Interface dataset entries
══════════
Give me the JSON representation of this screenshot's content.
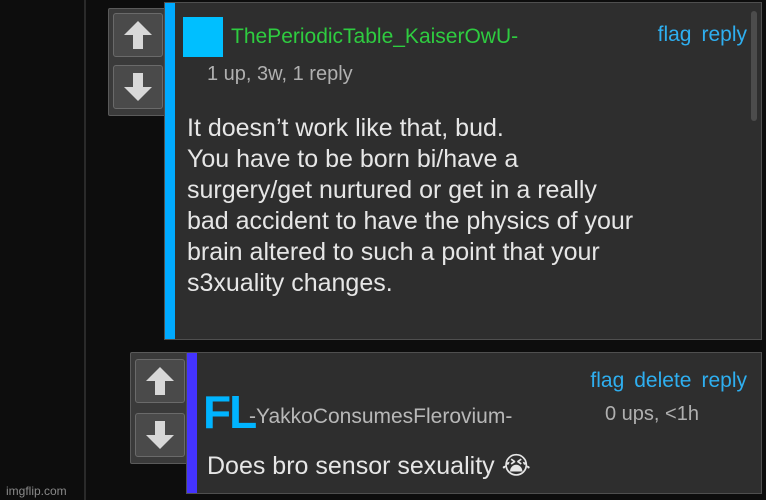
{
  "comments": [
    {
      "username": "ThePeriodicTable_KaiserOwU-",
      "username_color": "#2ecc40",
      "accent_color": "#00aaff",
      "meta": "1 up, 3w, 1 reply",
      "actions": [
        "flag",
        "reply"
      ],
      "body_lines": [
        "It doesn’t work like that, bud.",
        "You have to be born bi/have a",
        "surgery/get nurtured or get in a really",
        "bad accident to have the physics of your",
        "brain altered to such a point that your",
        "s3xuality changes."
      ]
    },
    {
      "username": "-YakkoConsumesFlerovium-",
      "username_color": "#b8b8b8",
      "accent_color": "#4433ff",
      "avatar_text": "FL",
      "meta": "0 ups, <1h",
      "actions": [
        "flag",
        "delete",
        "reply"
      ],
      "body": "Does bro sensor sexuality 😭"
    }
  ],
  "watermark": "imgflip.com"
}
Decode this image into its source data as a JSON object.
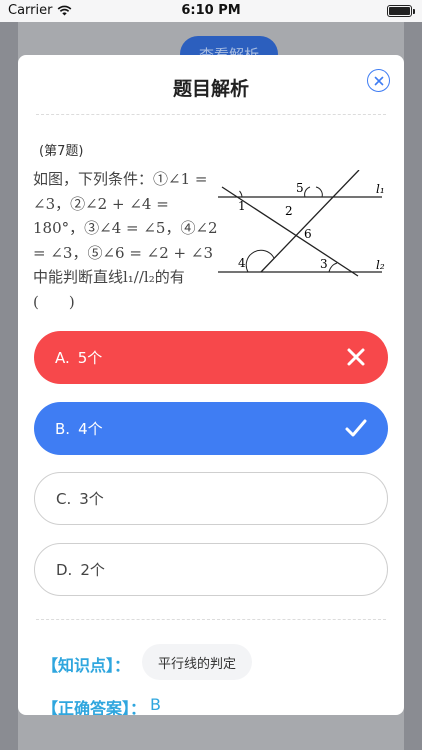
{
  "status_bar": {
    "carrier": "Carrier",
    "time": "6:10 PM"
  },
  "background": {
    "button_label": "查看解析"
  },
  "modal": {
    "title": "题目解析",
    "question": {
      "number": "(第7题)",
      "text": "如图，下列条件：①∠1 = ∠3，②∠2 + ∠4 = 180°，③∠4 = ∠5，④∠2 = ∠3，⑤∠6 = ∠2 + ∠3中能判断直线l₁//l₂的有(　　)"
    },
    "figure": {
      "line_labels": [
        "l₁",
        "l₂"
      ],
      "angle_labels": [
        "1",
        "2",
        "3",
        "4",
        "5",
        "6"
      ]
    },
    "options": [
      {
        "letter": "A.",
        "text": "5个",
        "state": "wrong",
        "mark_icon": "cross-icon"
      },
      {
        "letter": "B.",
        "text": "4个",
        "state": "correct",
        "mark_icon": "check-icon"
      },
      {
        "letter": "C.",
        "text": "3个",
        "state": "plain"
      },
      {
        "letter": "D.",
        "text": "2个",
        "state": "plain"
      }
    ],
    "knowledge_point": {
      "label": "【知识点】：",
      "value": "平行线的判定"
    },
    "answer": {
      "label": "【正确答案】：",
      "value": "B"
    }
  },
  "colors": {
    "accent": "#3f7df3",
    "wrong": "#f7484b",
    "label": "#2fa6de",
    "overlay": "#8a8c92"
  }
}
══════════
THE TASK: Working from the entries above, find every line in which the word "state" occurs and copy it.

SOLUTION TO THE EXERCISE:
        "state": "wrong",
        "state": "correct",
        "state": "plain"
        "state": "plain"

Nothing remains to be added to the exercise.